Historically, translation played a crucial role during the emancipation movements that began in the late 18th century in Latin America. Georges L. Bastin, Alvaro Echeverri and Angela Campo claim that “translators, like other actors in history, do not function in a vacuum; rather they are social beings and as such espouse ideologies and identities that are particular to their social contexts.” Among the cases that are worth mentioning, there is Antonio Narino who translated the 1789 La declaration des droits de l’homme et du citoyen to Spanish and Juan Picornell who translated to Spanish Lettres aux Espagnols americains, written originally by the Peruvian Jesuit Juan Pablo Viscardo. One cannot also ignore the Spanish translations of the United States Declaration of independence and the constitution of the USA. Published between 1789 and 1812, these translations are among the central components of the ideological cornerstone of emancipation in Latin America.

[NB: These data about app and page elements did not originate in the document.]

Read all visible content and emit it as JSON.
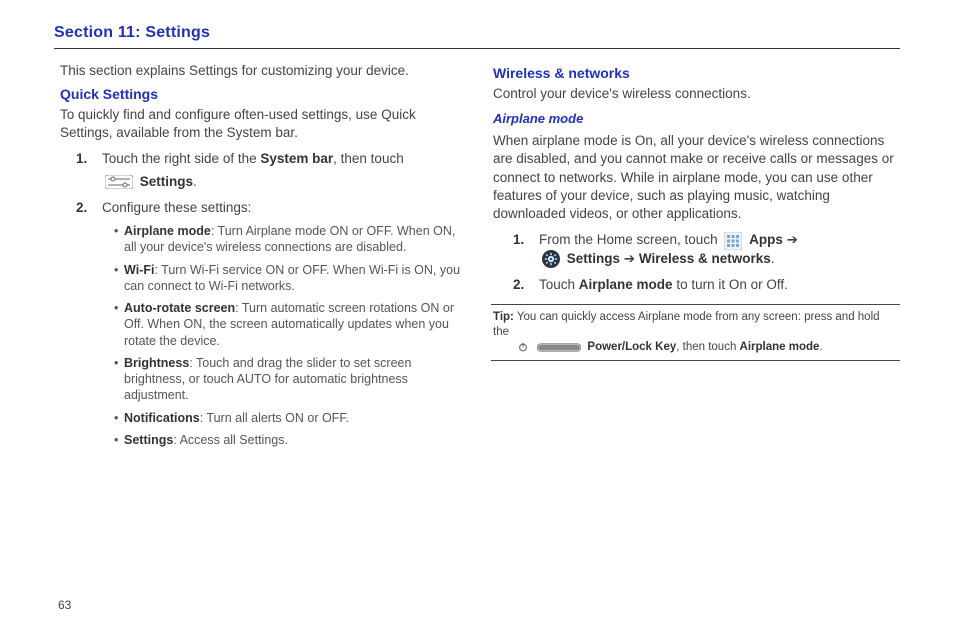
{
  "page_number": "63",
  "section_title": "Section 11: Settings",
  "left": {
    "intro": "This section explains Settings for customizing your device.",
    "quick_settings_h": "Quick Settings",
    "quick_settings_intro": "To quickly find and configure often-used settings, use Quick Settings, available from the System bar.",
    "step1_pre": "Touch the right side of the ",
    "step1_bold": "System bar",
    "step1_post": ", then touch",
    "settings_label": "Settings",
    "step2": "Configure these settings:",
    "bullets": [
      {
        "bold": "Airplane mode",
        "text": ": Turn Airplane mode ON or OFF. When ON, all your device's wireless connections are disabled."
      },
      {
        "bold": "Wi-Fi",
        "text": ": Turn Wi-Fi service ON or OFF. When Wi-Fi is ON, you can connect to Wi-Fi networks."
      },
      {
        "bold": "Auto-rotate screen",
        "text": ": Turn automatic screen rotations ON or Off. When ON, the screen automatically updates when you rotate the device."
      },
      {
        "bold": "Brightness",
        "text": ": Touch and drag the slider to set screen brightness, or touch AUTO for automatic brightness adjustment."
      },
      {
        "bold": "Notifications",
        "text": ": Turn all alerts ON or OFF."
      },
      {
        "bold": "Settings",
        "text": ": Access all Settings."
      }
    ]
  },
  "right": {
    "wireless_h": "Wireless & networks",
    "wireless_intro": "Control your device's wireless connections.",
    "airplane_h": "Airplane mode",
    "airplane_intro": "When airplane mode is On, all your device's wireless connections are disabled, and you cannot make or receive calls or messages or connect to networks.  While in airplane mode, you can use other features of your device, such as playing music, watching downloaded videos, or other applications.",
    "step1_pre": "From the Home screen, touch ",
    "apps_label": "Apps",
    "arrow": " ➔",
    "settings_label": "Settings",
    "arrow2": " ➔ ",
    "wn_label": "Wireless & networks",
    "step2_pre": "Touch ",
    "step2_bold": "Airplane mode",
    "step2_post": " to turn it On or Off.",
    "tip_label": "Tip:",
    "tip_pre": " You can quickly access Airplane mode from any screen: press and hold the ",
    "powerlock": "Power/Lock Key",
    "tip_mid": ", then touch ",
    "airplane_bold": "Airplane mode",
    "tip_end": "."
  }
}
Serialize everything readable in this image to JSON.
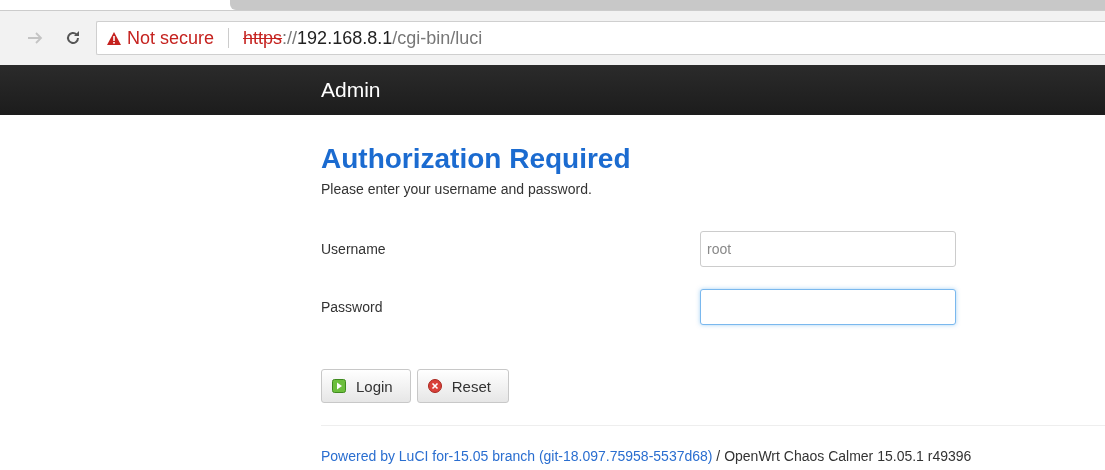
{
  "browser": {
    "security_label": "Not secure",
    "insecure": true,
    "url": {
      "scheme": "https",
      "separator": "://",
      "host": "192.168.8.1",
      "path": "/cgi-bin/luci"
    }
  },
  "header": {
    "title": "Admin"
  },
  "login": {
    "title": "Authorization Required",
    "intro": "Please enter your username and password.",
    "fields": [
      {
        "label": "Username",
        "value": "root",
        "focused": false
      },
      {
        "label": "Password",
        "focused": true
      }
    ],
    "buttons": [
      {
        "label": "Login",
        "kind": "login"
      },
      {
        "label": "Reset",
        "kind": "reset"
      }
    ]
  },
  "footer": {
    "link": "Powered by LuCI for-15.05 branch (git-18.097.75958-5537d68)",
    "text": " / OpenWrt Chaos Calmer 15.05.1 r49396"
  }
}
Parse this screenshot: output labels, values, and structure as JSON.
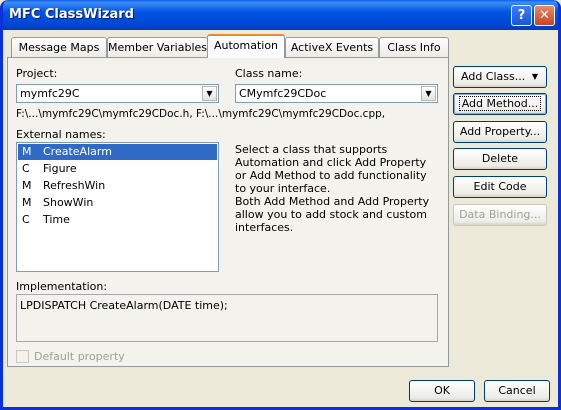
{
  "window": {
    "title": "MFC ClassWizard",
    "help_glyph": "?",
    "close_glyph": "✕"
  },
  "tabs": [
    {
      "label": "Message Maps"
    },
    {
      "label": "Member Variables"
    },
    {
      "label": "Automation"
    },
    {
      "label": "ActiveX Events"
    },
    {
      "label": "Class Info"
    }
  ],
  "project": {
    "label": "Project:",
    "value": "mymfc29C"
  },
  "class_name": {
    "label": "Class name:",
    "value": "CMymfc29CDoc"
  },
  "file_path": "F:\\...\\mymfc29C\\mymfc29CDoc.h, F:\\...\\mymfc29C\\mymfc29CDoc.cpp,",
  "external_names": {
    "label": "External names:",
    "items": [
      {
        "kind": "M",
        "name": "CreateAlarm",
        "selected": true
      },
      {
        "kind": "C",
        "name": "Figure"
      },
      {
        "kind": "M",
        "name": "RefreshWin"
      },
      {
        "kind": "M",
        "name": "ShowWin"
      },
      {
        "kind": "C",
        "name": "Time"
      }
    ]
  },
  "description": {
    "p1": "Select a class that supports Automation and click Add Property or Add Method to add functionality to your interface.",
    "p2": "Both Add Method and Add Property allow you to add stock and custom interfaces."
  },
  "implementation": {
    "label": "Implementation:",
    "value": "LPDISPATCH CreateAlarm(DATE time);"
  },
  "default_property": {
    "label": "Default property"
  },
  "buttons": {
    "add_class": "Add Class...",
    "add_class_arrow": "▼",
    "add_method": "Add Method...",
    "add_property": "Add Property...",
    "delete": "Delete",
    "edit_code": "Edit Code",
    "data_binding": "Data Binding...",
    "ok": "OK",
    "cancel": "Cancel"
  },
  "combo_arrow": "▼"
}
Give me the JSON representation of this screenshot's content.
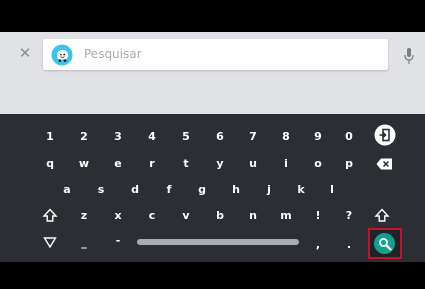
{
  "search": {
    "placeholder": "Pesquisar",
    "close_icon": "close-icon",
    "app_icon": "waze-icon",
    "mic_icon": "microphone-icon"
  },
  "keyboard": {
    "row1": [
      "1",
      "2",
      "3",
      "4",
      "5",
      "6",
      "7",
      "8",
      "9",
      "0"
    ],
    "row2": [
      "q",
      "w",
      "e",
      "r",
      "t",
      "y",
      "u",
      "i",
      "o",
      "p"
    ],
    "row3": [
      "a",
      "s",
      "d",
      "f",
      "g",
      "h",
      "j",
      "k",
      "l"
    ],
    "row4": [
      "z",
      "x",
      "c",
      "v",
      "b",
      "n",
      "m",
      "!",
      "?"
    ],
    "row5_symbols": [
      "_",
      "-",
      ",",
      "."
    ],
    "enter_icon": "enter-icon",
    "backspace_icon": "backspace-icon",
    "shift_icon": "shift-icon",
    "hide_keyboard_icon": "hide-keyboard-icon",
    "search_icon": "search-icon"
  },
  "colors": {
    "header_bg": "#e1e2e6",
    "keyboard_bg": "#2b2e33",
    "search_button": "#14a08f",
    "highlight": "#c8102e"
  }
}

In the Middle East and during the wave of revolutions that shook the region, translation has operated as the gateway through which the masses propagated their revolutionary narratives to people all over the world. For instance, Revolutionary Arab Rap (http://revolutionaryarabrap.blogspot.ca/) is a blog that comprises numerous translated musical productions mainly rap and hip-hop by male and female artists from the countries that witnessed the Arab Spring. The blog translatingrev.wordpress.com is a platform where students from the American University of Cairo contributed to the translation of chants, signs, banners, jokes, interviews and poems produced in Tahrir Square. Moreover, translators were engaged in the documentation and archiving of the Egyptian revolution by creating websites and blogs such as http://www.tahrirdocuments.org/ site. Materials are collected from demonstrations in Cairo’s Tahrir Square and published in complete English translation alongside scans of the original documents. Subtitling videos of the Egyptian revolution was another area of engagement. As a matter of fact, non-profit media collective known as “Mosireen” played a pivotal role in providing subtitles to videos of demonstrations and sit-ins. By doing that, it has created a digital space not only to support citizen media but also to circumvent the narrative of the government through translating the events for a wider audience. In this regard, translation becomes the link that enables activists to connect with protest movements abroad. Hence, translation is a political act and represents a key element of the revolutionary project.

Translation has been and will remain a catalyst for sociopolitical change. It may be argued that its supposed neutrality is pure fiction as translators, and throughout history, have promoted a wide variety of agendas from Saint Jerome’s commitment to women’s education to translator’s participations in social movements and revolutions. Salah Baslamah, a professor at the University of Ottawa, has developed a new vision of translation and translation called “Citizen Translation”. This vision highlights the need to promote the translator’s visibility and socio-political commitment. Nevertheless, the question that will keep spilling a lot of ink: how can translators be engaged in their communities while at the same time remaining faithful to the original texts?

Houssem Ben LazregHoussem Ben Lazreg is currently a Ph. D. candidate, a freelance translator/interpreter, and a teaching assistant of Arabic/ French in the Department of Modern Languages and Cultural Studies at the University of Alberta. He was a Fulbright Foreign Language Teaching Assistant of Arabic at Michigan State University from 2010–2011. He holds a Masters Degree in TESOL from Nazareth College of Rochester.